“That was for free,” Meier said. “They didn’t pay us, but they pay any expenses. It’s very expensive to move the elk like that.”

Elk typically give birth in June, but neither visitors or the Meiers get to see the newborns.

“They’re down in the woods where it’s cool at that time of the year,” Della said. “You don’t see the babies until they come out in the wintertime-about December. And they’re about six months old by that time.”

Typical predators are coyote and bobcat who hunt the babies.

But Mother Nature also has a way of keeping the birth rate in balance at the refuge, Meier said.

“When we get up to that 75 mark, our numbers are reduced through birth. And when we lower that number, the birthrate goes back up. That’s the way it works so they don’t overproduce.”

Elk are members of the deer family, such as moose, caribou, mule deer and white-tailed deer.

The cows, calves and yearlings live in loose herds and the bulls tend to exist in bachelor groups or alone.

The rut occurs late September and early October. During that time, the cows and calves will form smaller groups, called harems, with one or two mature bulls. And yearling bulls often form bachelor groups or stay near the harems.

“One male can collect five to 10 females, and he’s usually dominant,” Meier said

The Meiers can hear the males’ vocalizations, called bugling, echoing across the refuge starting in September. The bulls are calling to the females during the rut.

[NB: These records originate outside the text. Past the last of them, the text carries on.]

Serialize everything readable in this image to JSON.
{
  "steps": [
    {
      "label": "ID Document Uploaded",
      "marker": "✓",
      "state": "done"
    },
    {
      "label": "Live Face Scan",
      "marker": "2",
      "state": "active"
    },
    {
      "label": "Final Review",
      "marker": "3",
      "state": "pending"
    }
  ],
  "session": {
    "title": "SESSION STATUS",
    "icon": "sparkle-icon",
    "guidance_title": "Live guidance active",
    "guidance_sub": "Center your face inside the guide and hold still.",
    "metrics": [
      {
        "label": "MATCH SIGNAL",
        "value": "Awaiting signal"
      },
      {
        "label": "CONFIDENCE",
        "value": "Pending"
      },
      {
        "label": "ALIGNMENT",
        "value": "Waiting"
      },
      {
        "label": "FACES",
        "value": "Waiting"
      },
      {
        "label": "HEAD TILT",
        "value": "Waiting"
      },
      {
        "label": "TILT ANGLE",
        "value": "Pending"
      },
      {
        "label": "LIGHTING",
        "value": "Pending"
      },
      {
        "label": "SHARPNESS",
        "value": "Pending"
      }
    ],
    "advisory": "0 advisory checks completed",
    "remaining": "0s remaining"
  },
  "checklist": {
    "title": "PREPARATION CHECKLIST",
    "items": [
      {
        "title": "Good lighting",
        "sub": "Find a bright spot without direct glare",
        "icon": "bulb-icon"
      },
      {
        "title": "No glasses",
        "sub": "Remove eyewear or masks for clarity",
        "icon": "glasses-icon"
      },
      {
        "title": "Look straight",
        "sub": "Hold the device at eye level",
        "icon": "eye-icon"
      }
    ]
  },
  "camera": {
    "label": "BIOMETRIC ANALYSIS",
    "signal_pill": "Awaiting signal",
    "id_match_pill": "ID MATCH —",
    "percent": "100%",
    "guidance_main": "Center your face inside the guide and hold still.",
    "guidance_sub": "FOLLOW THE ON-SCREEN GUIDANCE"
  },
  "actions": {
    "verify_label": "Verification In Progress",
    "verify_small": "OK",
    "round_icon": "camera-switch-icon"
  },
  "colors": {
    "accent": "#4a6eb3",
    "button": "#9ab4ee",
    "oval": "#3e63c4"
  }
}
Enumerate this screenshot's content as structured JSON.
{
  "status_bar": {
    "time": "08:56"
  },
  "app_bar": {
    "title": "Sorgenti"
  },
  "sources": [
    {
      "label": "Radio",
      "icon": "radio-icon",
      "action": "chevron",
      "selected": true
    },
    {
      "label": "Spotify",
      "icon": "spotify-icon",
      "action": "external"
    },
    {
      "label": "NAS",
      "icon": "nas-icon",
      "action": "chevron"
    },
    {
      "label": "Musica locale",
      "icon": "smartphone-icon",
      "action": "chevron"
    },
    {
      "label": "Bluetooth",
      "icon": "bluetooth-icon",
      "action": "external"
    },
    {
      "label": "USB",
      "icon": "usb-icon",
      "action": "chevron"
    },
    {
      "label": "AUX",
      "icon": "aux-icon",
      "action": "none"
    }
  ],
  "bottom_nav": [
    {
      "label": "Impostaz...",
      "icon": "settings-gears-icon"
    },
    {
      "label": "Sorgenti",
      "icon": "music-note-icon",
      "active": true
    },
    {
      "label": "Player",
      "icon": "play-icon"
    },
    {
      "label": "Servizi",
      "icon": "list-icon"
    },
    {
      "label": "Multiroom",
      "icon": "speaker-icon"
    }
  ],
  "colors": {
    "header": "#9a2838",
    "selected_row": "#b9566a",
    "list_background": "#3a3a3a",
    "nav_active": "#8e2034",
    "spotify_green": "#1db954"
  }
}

According to the refuge newspaper, Maxwell has the largest herd of elk in Kansas on a refuge, and “as far as we know, it’s the only place to tour these reclusive animals in the state.”

Visitors can call 620-628-4455 for information and reservations.

There are also people in Kansas in the elk business who have private herds, Meier said.

A small wild-elk herd exists in Cimmaron National Grasslands in the southwest corner of the state.

North of the Maxwell refuge is another wild herd.

“It’s probably some of our elk that got out and some of them that have moved down here through the hunting,” Meier said.

The elk on the refuge are protected from hunters, but Meier said elk hunting has been opened for landowners in a certain section of the state.

This hunting section is north of the refuge along Kansas Highway 4, west to U.S. Highway 81, east to Kansas Highway 177 and north to the Nebraska border.

“So we’re just 14 miles off of that (southern) borderline here,” he said.

Meiers said he and Della have tasted elk meat, and they like it.

“It’s lean and very good eating,” he said. “It doesn’t have as much wild taste as deer.”

To contain the elk as much as possible on the Maxwell refuge, nine miles of wildlife fencing has been installed around the perimeter.

The current fence is made like a bed spring, so if the elk run into it, it gives and then bounces back and causes fewer injuries. It has to be 8 feet tall to hold the elk and prevent them from jumping it.

The buffalo would only require a 5- to 6-foot fence.

When an elk has to be killed at the refuge, it’s examined to determine the health of the herd.

“We have shot some out in the past,” Meier said. “They check the brain to see if there’s any disease. In the past, we’ve never come up with anything.”

The temperament of the elk is similar to the deer, Meier said. “The males are a little more docile-not as skeptical when you come up on them as the cows are.”

But after working for 10 years on the refuge, Meiers said there was one time when he and Della pushed the temperament of a bull that was only about 30 yards away.

“We were out hiking in the middle of the refuge, and we saw one in a pond down here,” Meier said. “We surprised him. We saw him, but he didn’t see us. We wanted to see how close we could get, and he got really upset.

“We were too close to him, and he grunted at us. It scared him, and he swam across the pond to get away from us. But before he left, he bellowed at us.”

Meier encourages nature enthusiasts to visit the refuge year round, but the best time to see the elk is now.

“They’re majestic and pretty to look at,” he said. “Having the elk here is a balance of nature. Any animal is a part of that balance, from a rattlesnake on.”

More from article archives
Back on track /Remote-control hobbyists find a bigger and better place to scratch their itch for com
ORIGINALLY WRITTEN TOM STOPPEL The ground may not shake when engines rev...
Read More